Victims of war were photographed only rarely. It was taboo to photograph fallen comrades from their own party and dead soldiers wearing the German uniform were too close to their own possible destiny. The photos of dead enemies other than of the “normal” sensationalism also contained the feeling of relief about the eliminated danger. The death of German soldiers was only indirectly shown by the numerous pictures of funerals, soldiers’ graves and cemeteries. Such photos were taken as a last memory for the families of the fallen. A special category of photos are those showing atrocities, massacres, executions and of many people being killed. In these cases, the commentaries given throw the most light on the opinion of the photographer.
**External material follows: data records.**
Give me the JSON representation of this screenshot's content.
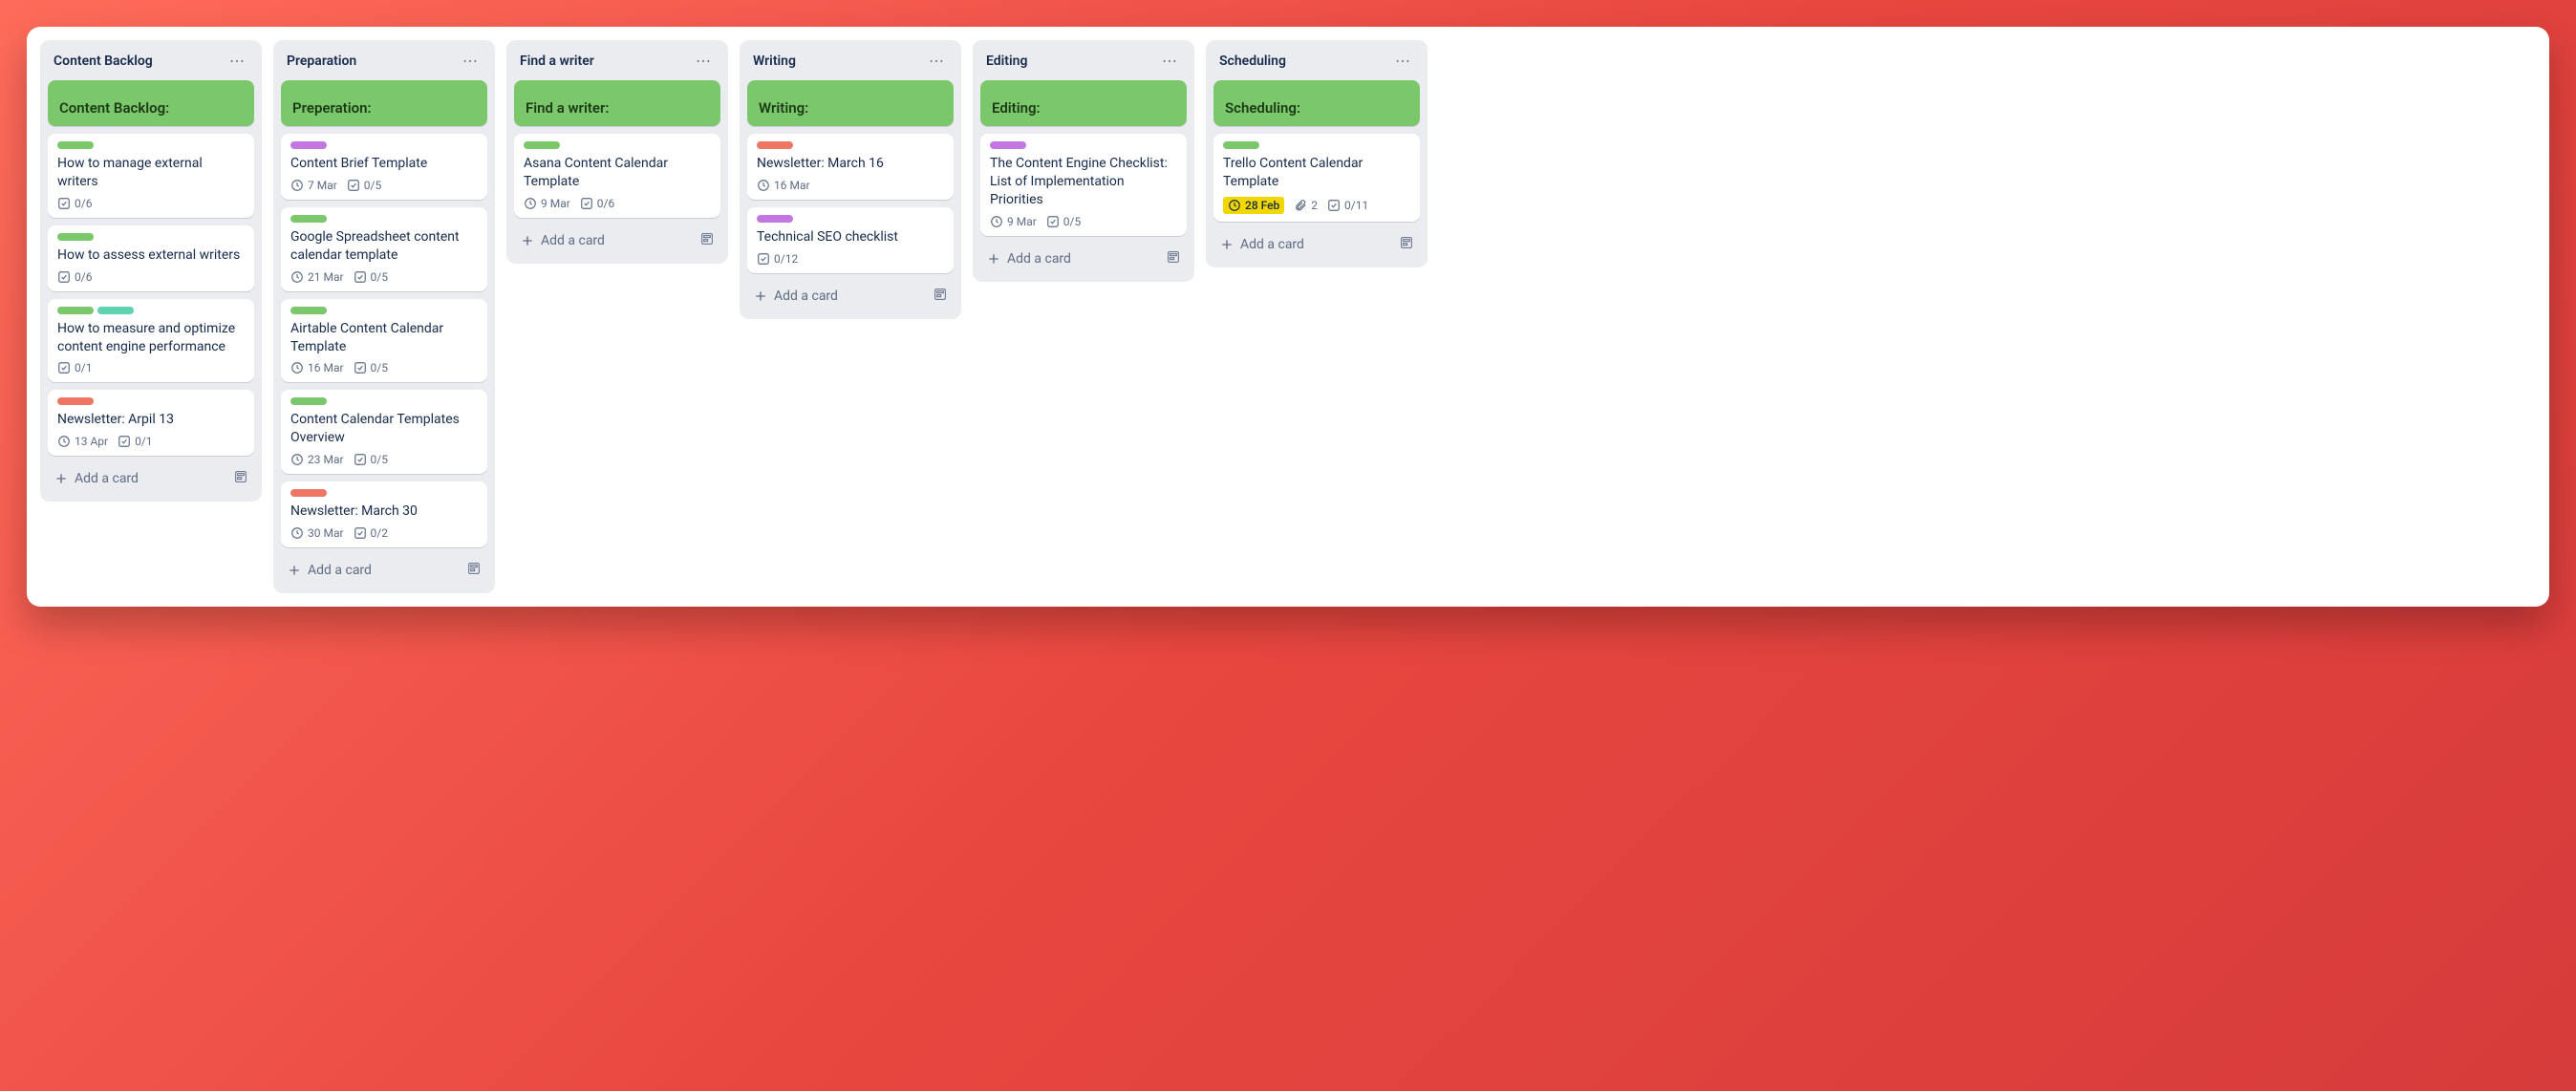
{
  "add_card_label": "Add a card",
  "lists": [
    {
      "title": "Content Backlog",
      "header_card": "Content Backlog:",
      "cards": [
        {
          "labels": [
            "green"
          ],
          "title": "How to manage external writers",
          "checklist": "0/6"
        },
        {
          "labels": [
            "green"
          ],
          "title": "How to assess external writers",
          "checklist": "0/6"
        },
        {
          "labels": [
            "green",
            "teal"
          ],
          "title": "How to measure and optimize content engine performance",
          "checklist": "0/1"
        },
        {
          "labels": [
            "orange"
          ],
          "title": "Newsletter: Arpil 13",
          "due": "13 Apr",
          "checklist": "0/1"
        }
      ]
    },
    {
      "title": "Preparation",
      "header_card": "Preperation:",
      "cards": [
        {
          "labels": [
            "purple"
          ],
          "title": "Content Brief Template",
          "due": "7 Mar",
          "checklist": "0/5"
        },
        {
          "labels": [
            "green"
          ],
          "title": "Google Spreadsheet content calendar template",
          "due": "21 Mar",
          "checklist": "0/5"
        },
        {
          "labels": [
            "green"
          ],
          "title": "Airtable Content Calendar Template",
          "due": "16 Mar",
          "checklist": "0/5"
        },
        {
          "labels": [
            "green"
          ],
          "title": "Content Calendar Templates Overview",
          "due": "23 Mar",
          "checklist": "0/5"
        },
        {
          "labels": [
            "orange"
          ],
          "title": "Newsletter: March 30",
          "due": "30 Mar",
          "checklist": "0/2"
        }
      ]
    },
    {
      "title": "Find a writer",
      "header_card": "Find a writer:",
      "cards": [
        {
          "labels": [
            "green"
          ],
          "title": "Asana Content Calendar Template",
          "due": "9 Mar",
          "checklist": "0/6"
        }
      ]
    },
    {
      "title": "Writing",
      "header_card": "Writing:",
      "cards": [
        {
          "labels": [
            "orange"
          ],
          "title": "Newsletter: March 16",
          "due": "16 Mar"
        },
        {
          "labels": [
            "purple"
          ],
          "title": "Technical SEO checklist",
          "checklist": "0/12"
        }
      ]
    },
    {
      "title": "Editing",
      "header_card": "Editing:",
      "cards": [
        {
          "labels": [
            "purple"
          ],
          "title": "The Content Engine Checklist: List of Implementation Priorities",
          "due": "9 Mar",
          "checklist": "0/5"
        }
      ]
    },
    {
      "title": "Scheduling",
      "header_card": "Scheduling:",
      "cards": [
        {
          "labels": [
            "green"
          ],
          "title": "Trello Content Calendar Template",
          "due": "28 Feb",
          "due_style": "yellow",
          "attachments": "2",
          "checklist": "0/11"
        }
      ]
    }
  ]
}
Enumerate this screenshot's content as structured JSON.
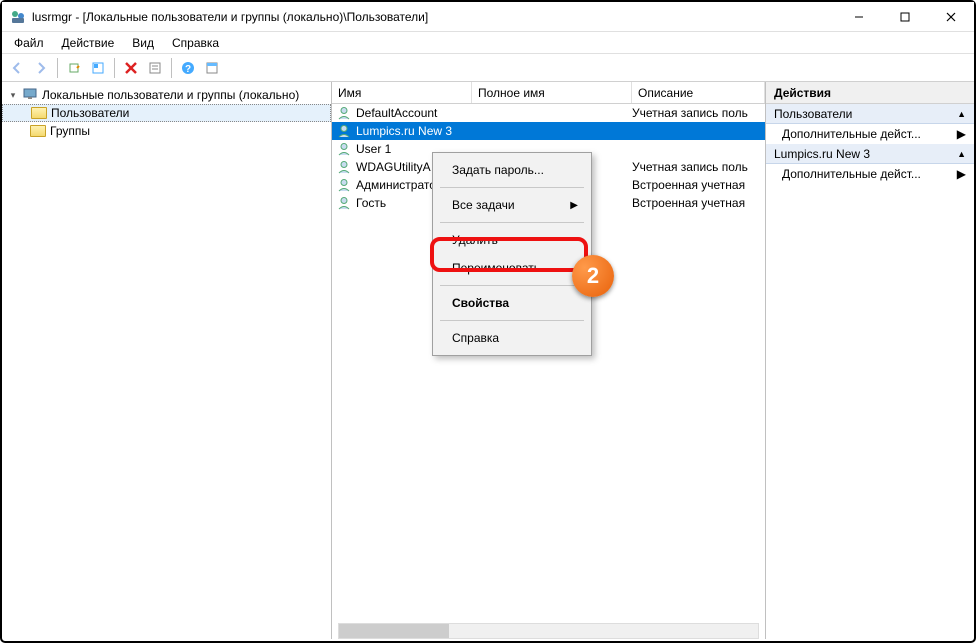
{
  "window": {
    "title": "lusrmgr - [Локальные пользователи и группы (локально)\\Пользователи]"
  },
  "menu": {
    "file": "Файл",
    "action": "Действие",
    "view": "Вид",
    "help": "Справка"
  },
  "tree": {
    "root": "Локальные пользователи и группы (локально)",
    "users": "Пользователи",
    "groups": "Группы"
  },
  "columns": {
    "name": "Имя",
    "full": "Полное имя",
    "desc": "Описание"
  },
  "rows": [
    {
      "name": "DefaultAccount",
      "full": "",
      "desc": "Учетная запись поль"
    },
    {
      "name": "Lumpics.ru New 3",
      "full": "",
      "desc": ""
    },
    {
      "name": "User 1",
      "full": "",
      "desc": ""
    },
    {
      "name": "WDAGUtilityA",
      "full": "",
      "desc": "Учетная запись поль"
    },
    {
      "name": "Администрато",
      "full": "",
      "desc": "Встроенная учетная"
    },
    {
      "name": "Гость",
      "full": "",
      "desc": "Встроенная учетная"
    }
  ],
  "ctx": {
    "set_pw": "Задать пароль...",
    "all_tasks": "Все задачи",
    "delete": "Удалить",
    "rename": "Переименовать",
    "props": "Свойства",
    "help": "Справка"
  },
  "actions": {
    "title": "Действия",
    "group1": "Пользователи",
    "more1": "Дополнительные дейст...",
    "group2": "Lumpics.ru New 3",
    "more2": "Дополнительные дейст..."
  },
  "badge": "2"
}
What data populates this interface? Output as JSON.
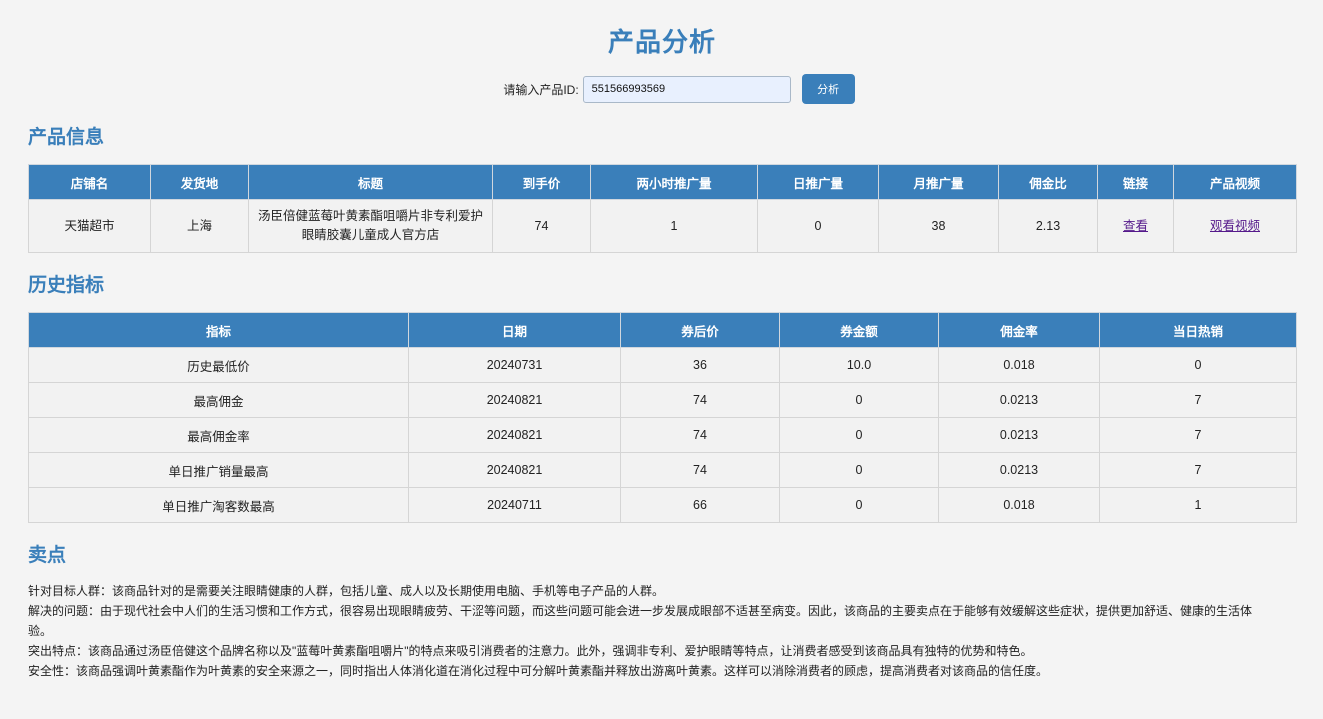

The greatest part of the soldiers’ photographs was taken in the years from 1939 to 1942. The years from 1943 onward were photographed much less. Films and photographical equipment were rare and the euphoria of victory which had encouraged photography so much had disappeared more and more.
Petrol for the airplane
The private photos indicate and express the predominant point of view by exemplarily portraying the contemporary perception. These photos show the mentality and opinion of millions of German soldiers in the war. They are an important testimony of the wartime experience of the common people and of the influence of Nazi propaganda which most were not even aware of. By that, the photos are only partly images of reality. Photos that show different points of view are rare.
The majority of the photos taken in Germany proper were the normal family pictures. They should now also help to keep up the connection between the soldiers and their relatives. As many couples wanted to marry in that unsteady time, photos of marriages with soldiers wearing their uniforms are common. Of special interest are pictures showing the destruction caused by the air raids. Until 1942, such photos were even spread by newspapers and magazines. Afterwards, they were published no longer as their demoralizing effect was feared. Privates were forbidden to photograph any military construction but there existed no prohibition to take pictures of the destruction at private houses. Yet nearly all contemporaries thought that such photos were “somehow” prohibited, even if there existed no legal foundation for such a prohibition. Nevertheless, from time to time the “Gestapo” pursued private photographers of ruins and by that contributed to the intended feeling of insecurity. Accordingly, most of those taking such pictures behaved cautiously and conspiratorial.
Continue for: Front und Heimat Part 1, List of Contents